Hi, Alex from Full Moon Robotics here. There’s quite a few sections of this question, so I’ll do my best to answer each part.
For your first point about climbing, it was our intention to climb during the match. From our strategy, we believe that to be a competitive robot you must be able to manipulate power cells well and either climb or spin the control panel. We attempted to do both of these, and as a result of our time constraints and resource constraints we were unable to finish a fully functional climber on our robot before the end of the three days. We prototyped our climber mechanism starting on day one, focused a good bit on it on day two, but ran into issues on day three. Our original intention was to deploy a hook onto the generator switch and climb using a winch mechanism. However, with little time left, we decided to not attempt a climber we were unsure of and having difficult with. For your second point regarding 5 power cells, we should be able to hold them all whiten our robot (though, due to only securing one game piece, couldn’t test it). The tube in the middle is large enough to hold three power cells, leaving two to be near the base of our robot.

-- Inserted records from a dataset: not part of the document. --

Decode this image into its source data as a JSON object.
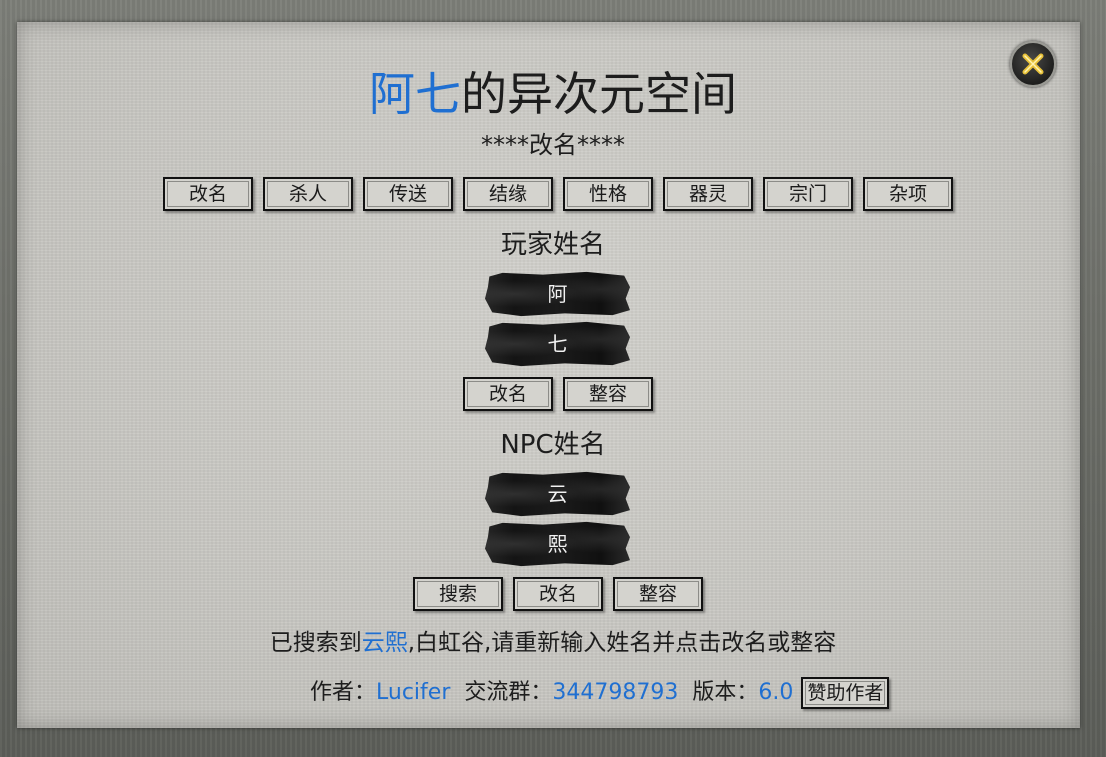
{
  "window": {
    "title_player": "阿七",
    "title_suffix": "的异次元空间",
    "section_header": "****改名****",
    "close_icon": "close-x-icon"
  },
  "tabs": [
    {
      "label": "改名"
    },
    {
      "label": "杀人"
    },
    {
      "label": "传送"
    },
    {
      "label": "结缘"
    },
    {
      "label": "性格"
    },
    {
      "label": "器灵"
    },
    {
      "label": "宗门"
    },
    {
      "label": "杂项"
    }
  ],
  "player": {
    "label": "玩家姓名",
    "surname": "阿",
    "given_name": "七",
    "rename_button": "改名",
    "reshape_button": "整容"
  },
  "npc": {
    "label": "NPC姓名",
    "surname": "云",
    "given_name": "熙",
    "search_button": "搜索",
    "rename_button": "改名",
    "reshape_button": "整容"
  },
  "status": {
    "prefix": "已搜索到",
    "found_name": "云熙",
    "suffix": ",白虹谷,请重新输入姓名并点击改名或整容"
  },
  "footer": {
    "author_label": "作者：",
    "author": "Lucifer",
    "group_label": "交流群：",
    "group": "344798793",
    "version_label": "版本：",
    "version": "6.0",
    "sponsor_button": "赞助作者"
  },
  "colors": {
    "accent_blue": "#1f6fd1",
    "panel_bg": "#c8c7c2",
    "text": "#1d1d1d"
  }
}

As mentioned above, our robot design is not quite up to what we would recommend a rookie team to do. With this said though, I believe every team should strategize and design based on the resources (time, material, experience, manpower, etc) available to them. If a team has a similar or less level of resources available than we did, then this would be a reasonable robot to be constructed. However, we do hope that teams also improve upon our design in the following three ways:
- Improved/Redesign of intake
- We believe that an important part of this years game (and most games) is the speed and reliability that you can intake and control game pieces. An unreliable intake can greatly slow down your cycle time, and in this game where reaching capacity is important, this is no exception. Our current design struggles with getting the balls from the roller to the main body of the robot. We considered adding in curved poly-carbonate to help direct the ball as it enters the bot. The intake itself also likely should be compressing the ball a bit more, perhaps moved back about 1/2."
- Reliable climber
- Through our strategy discussion, we realized the importance of having a climber, specifically a reliable one. A consistent solo climb with keeping the generator switch level will yield 40 points, which is a huge incentive to go for. We believe that the best climbers (and the ones teams should target to build) will be the most consistent climbers at 40 points. This holds especially true in eliminations, where the extra ranking point doesn’t matter. There is a fair risk to double climbing; robots could fail to climb, hit opponents in the rendezvous zone or unlevel the switch. Since two robots climbing with an unlevel switch would only yield 50 points, there is a large emphasis on consistency.
- High goal shooting
- We passed over high goal shooting from the beginning, preferring to go for (hopefully) quicker low goals to reach capacity quicker. Since the inner high goal shot appears to be difficult, the reward for shooting towards the high goal is ~2x (or reasonably close). When you account for the occasional miss, the extra time shooting, and possibility of defense, the extra points earned by shooting high may not outweigh the faster capacity. We do believe that shooting high can yield you extra points at the highest levels of competition where the capacity will be reached quickly, but low goal robots can be just as effective at low to mid-tier competitions.